I was sad and angry when I heard about the young soldiers who died in the Brecon Beacons last week due to heat exhaustion. Two died at the time and another remains seriously ill in hospital.*( Sadly, the third victim has died this morning 31/7/2013). Angry, because it happens all too often and ironically,recent victims who have died in Wales have come from Wales. It may be a tenuous link comparing recent incidents to what happened in WW1 but then as now, gormless chinless wonders wearing the stripes appear to have sent young working class men to avoidable deaths through sheer stupidity.
I was heartened to read that the Powys coroner believes that the victims’ families have a case against the MOD. According to a statement in the Independent.... ‘Louise Hunt, the Powys coroner, said that article two of the Human Rights Act, which guarantees a “right to life,” would play “an important part” in the inquest.She said: “The state has a duty to protect an individual’s life.“The importance of looking into the wider circumstances of these deaths is that article two of the Human Rights Act will come into play.“Any verdict must incorporate failings if any are identiﬁed.”
A few years ago another young man from Wales died of heat exhaustion through an army ritual known as ‘Beasting’. In the latest incident it was an exercise known as ‘The Fan Dance’- appertaining to the Brecon mountain, Tal y Fan where the ill fated 'exercise' took place. It seems that the clowns in the armed forces believe that giving these life taking exercises some sort of rugger-bugger name somehow makes it a bit of a laugh.

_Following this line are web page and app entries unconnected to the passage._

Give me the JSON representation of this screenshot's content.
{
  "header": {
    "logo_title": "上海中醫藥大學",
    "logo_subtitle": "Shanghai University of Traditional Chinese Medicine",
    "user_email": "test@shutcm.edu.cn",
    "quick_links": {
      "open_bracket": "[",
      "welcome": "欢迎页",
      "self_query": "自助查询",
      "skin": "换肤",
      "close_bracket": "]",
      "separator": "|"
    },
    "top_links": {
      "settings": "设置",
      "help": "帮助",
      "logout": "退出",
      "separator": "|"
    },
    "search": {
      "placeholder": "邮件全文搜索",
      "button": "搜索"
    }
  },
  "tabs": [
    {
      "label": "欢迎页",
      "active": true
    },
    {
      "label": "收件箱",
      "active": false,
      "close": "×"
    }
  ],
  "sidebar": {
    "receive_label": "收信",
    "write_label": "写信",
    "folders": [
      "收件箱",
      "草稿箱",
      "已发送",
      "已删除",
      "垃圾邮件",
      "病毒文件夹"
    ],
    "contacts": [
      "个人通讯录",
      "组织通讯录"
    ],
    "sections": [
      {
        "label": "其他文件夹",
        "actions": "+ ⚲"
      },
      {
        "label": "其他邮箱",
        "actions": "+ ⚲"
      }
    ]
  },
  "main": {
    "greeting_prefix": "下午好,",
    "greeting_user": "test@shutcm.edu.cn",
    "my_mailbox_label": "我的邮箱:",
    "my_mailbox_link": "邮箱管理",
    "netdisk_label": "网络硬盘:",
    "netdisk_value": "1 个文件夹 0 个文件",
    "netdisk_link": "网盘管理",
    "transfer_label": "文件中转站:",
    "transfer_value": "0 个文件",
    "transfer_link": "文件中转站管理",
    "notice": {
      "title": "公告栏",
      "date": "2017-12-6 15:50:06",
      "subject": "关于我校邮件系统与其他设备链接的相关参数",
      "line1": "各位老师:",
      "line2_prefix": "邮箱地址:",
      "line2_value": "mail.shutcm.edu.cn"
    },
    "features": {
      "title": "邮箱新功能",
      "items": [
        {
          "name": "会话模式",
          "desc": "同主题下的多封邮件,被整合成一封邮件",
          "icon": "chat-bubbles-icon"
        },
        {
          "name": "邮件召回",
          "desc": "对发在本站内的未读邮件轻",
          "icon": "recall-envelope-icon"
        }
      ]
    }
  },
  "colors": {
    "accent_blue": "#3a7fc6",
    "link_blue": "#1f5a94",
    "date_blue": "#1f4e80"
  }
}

The very real debilitating effects of carrying out a mountain activity in what are by UK standards are ‘extreme’ temperatures is not an experience I’m unfamiliar with. A couple of decades ago I was in a North Wales mountain rescue team. I was up bright and early on a hot July morning and packing my rucksack for a day’s climbing with my partner Scott. We were planning to do the classic VS climb, Mur y Niwl in the Carneddau. I took a call just before I left from my MRT leader. There was a body which needed to be recovered from a flooded quarry pit known as The Blue Pool just down the road from where I was living. Could I organize the stretcher recovery of the body which because of the nature of the terrain was quite difficult.

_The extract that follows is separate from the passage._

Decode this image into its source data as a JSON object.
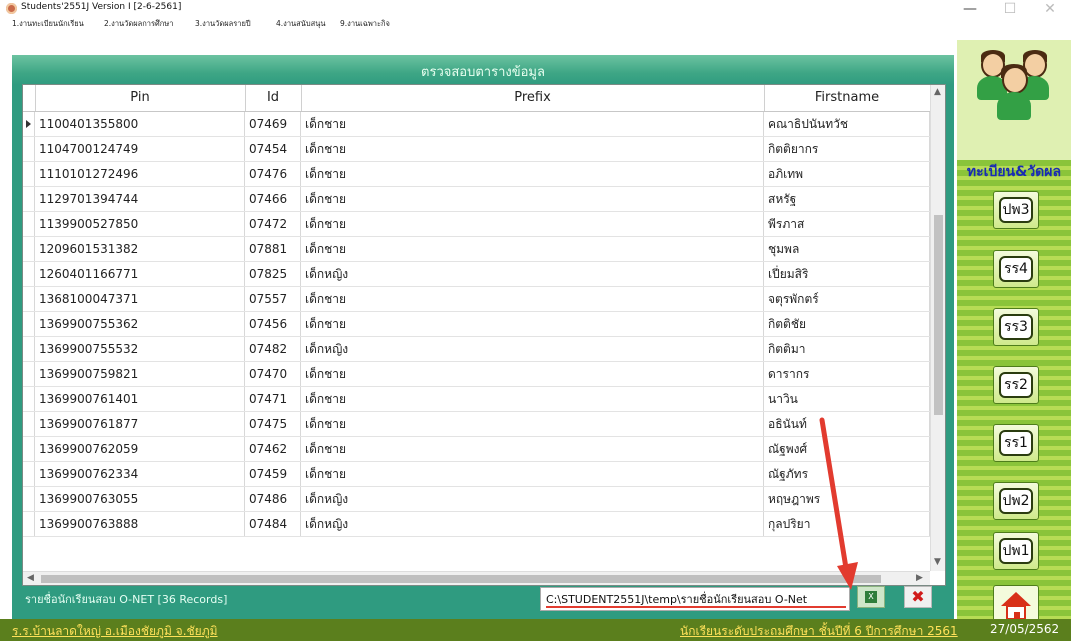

Scott and I were the first to arrive and as we scrambled over the brow of the quarry, there he was. A middle aged male who through either a bizarre accident or bizarre suicide, had driven his moped over the edge of the 300’ cliffs and was now floating on the surface. Nothing we could do until the police divers from Widnes arrived and the rest of the MRT. To cut a long story short, after spending until early afternoon setting up a rope system to get the victim back up and packed off to the mortuary, Scott and I finally headed to Ogwen where we planned to start our walk up to Mur y Niwl. A pretty tiring hour and a half plod in any circumstances, especially carrying a heavy rucksack full of climbing gear. As we approached the lake, we still had to get over the saddle which links Pen Helgi Ddu with Carnedd Llewellyn and from there, scramble down the steep mountainside to reach the amphitheatre beneath Mur y Niwl. By the time we reached the lake we said to ourselves.’sod this...let’s go and do a climb in The Pass’. So we turned around...plodded back to the car and by three we were looking up at another classic VS, Brant.

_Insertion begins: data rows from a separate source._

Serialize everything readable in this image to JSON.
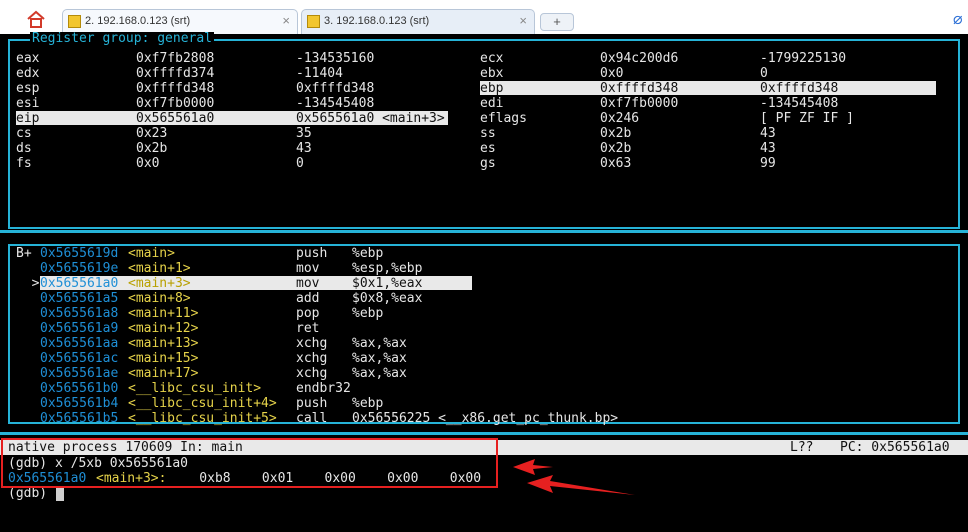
{
  "tabs": [
    {
      "label": "2. 192.168.0.123 (srt)",
      "active": true
    },
    {
      "label": "3. 192.168.0.123 (srt)",
      "active": false
    }
  ],
  "regs": {
    "title": "Register group: general",
    "left": [
      [
        "eax",
        "0xf7fb2808",
        "-134535160"
      ],
      [
        "edx",
        "0xffffd374",
        "-11404"
      ],
      [
        "esp",
        "0xffffd348",
        "0xffffd348"
      ],
      [
        "esi",
        "0xf7fb0000",
        "-134545408"
      ],
      [
        "eip",
        "0x565561a0",
        "0x565561a0 <main+3>"
      ],
      [
        "cs",
        "0x23",
        "35"
      ],
      [
        "ds",
        "0x2b",
        "43"
      ],
      [
        "fs",
        "0x0",
        "0"
      ]
    ],
    "right": [
      [
        "ecx",
        "0x94c200d6",
        "-1799225130"
      ],
      [
        "ebx",
        "0x0",
        "0"
      ],
      [
        "ebp",
        "0xffffd348",
        "0xffffd348"
      ],
      [
        "edi",
        "0xf7fb0000",
        "-134545408"
      ],
      [
        "eflags",
        "0x246",
        "[ PF ZF IF ]"
      ],
      [
        "ss",
        "0x2b",
        "43"
      ],
      [
        "es",
        "0x2b",
        "43"
      ],
      [
        "gs",
        "0x63",
        "99"
      ]
    ]
  },
  "asm": [
    {
      "prefix": "B+ ",
      "addr": "0x5655619d",
      "sym": "<main>",
      "op": "push",
      "args": "%ebp"
    },
    {
      "prefix": "   ",
      "addr": "0x5655619e",
      "sym": "<main+1>",
      "op": "mov",
      "args": "%esp,%ebp"
    },
    {
      "prefix": "  >",
      "addr": "0x565561a0",
      "sym": "<main+3>",
      "op": "mov",
      "args": "$0x1,%eax"
    },
    {
      "prefix": "   ",
      "addr": "0x565561a5",
      "sym": "<main+8>",
      "op": "add",
      "args": "$0x8,%eax"
    },
    {
      "prefix": "   ",
      "addr": "0x565561a8",
      "sym": "<main+11>",
      "op": "pop",
      "args": "%ebp"
    },
    {
      "prefix": "   ",
      "addr": "0x565561a9",
      "sym": "<main+12>",
      "op": "ret",
      "args": ""
    },
    {
      "prefix": "   ",
      "addr": "0x565561aa",
      "sym": "<main+13>",
      "op": "xchg",
      "args": "%ax,%ax"
    },
    {
      "prefix": "   ",
      "addr": "0x565561ac",
      "sym": "<main+15>",
      "op": "xchg",
      "args": "%ax,%ax"
    },
    {
      "prefix": "   ",
      "addr": "0x565561ae",
      "sym": "<main+17>",
      "op": "xchg",
      "args": "%ax,%ax"
    },
    {
      "prefix": "   ",
      "addr": "0x565561b0",
      "sym": "<__libc_csu_init>",
      "op": "endbr32",
      "args": ""
    },
    {
      "prefix": "   ",
      "addr": "0x565561b4",
      "sym": "<__libc_csu_init+4>",
      "op": "push",
      "args": "%ebp"
    },
    {
      "prefix": "   ",
      "addr": "0x565561b5",
      "sym": "<__libc_csu_init+5>",
      "op": "call",
      "args": "0x56556225 <__x86.get_pc_thunk.bp>"
    }
  ],
  "status": {
    "left": "native process 170609 In: main",
    "line": "L??",
    "pc": "PC: 0x565561a0"
  },
  "console": {
    "cmd": "(gdb) x /5xb 0x565561a0",
    "out_addr": "0x565561a0",
    "out_sym": "<main+3>:",
    "out_bytes": "    0xb8    0x01    0x00    0x00    0x00",
    "prompt": "(gdb) "
  },
  "colors": {
    "accent": "#26b3d7",
    "annotation": "#e62020",
    "sym": "#e6d34a",
    "addr": "#1f8fd6"
  }
}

By now I’d long since drained the last dregs of my water and had been out in the uplands under a blazing sun, walking, climbing and hauling up a body for over 8 hours. By the time I climbed the last pitch of Brant I was climbing on auto pilot. I was quickly losing the plot and wandered way off line and finished on something which felt a lot thinner and harder than VS. I practically tumbled down the descent gully and drove home in a cosmic haze. Stopping off at Spar-where Cotswold Rock Bottom is now located-two bottles of lucozade were guzzled down without touching the sides and immediately brought back up. By the time I got home I was delirious and rambling-nothing new there. Unable to drive, my wife was fortunately able to take the wheel and drive Scott to meet his lift while I lay on the floor,shivering, hallucinating and mumbling.
As I write, it’s been mostly dry, sunny and hot in North Wales for the most of July. The outside thermometer in the sun trap yard outside the house has reached 109f although the mean temperature in the shade is more usually in the high 70’s-low 80’sf. That’s around 25/26 in Celsius. The soldiers who died were being forced to ‘yomp’ over Tal y Fan in uniform, carrying rucksacks weighing up to 65lb and in full sun at 80f. That’s not an exercise, that’s torture! I would imagine that the families have a cast iron case against the MOD and the clowns who sent them to their deaths. It would be some compensation for them to think it couldn’t happen again to other families but you just know it will.
The Blue Pool: Thankfully,not another MRT fatality recovery but it could have been!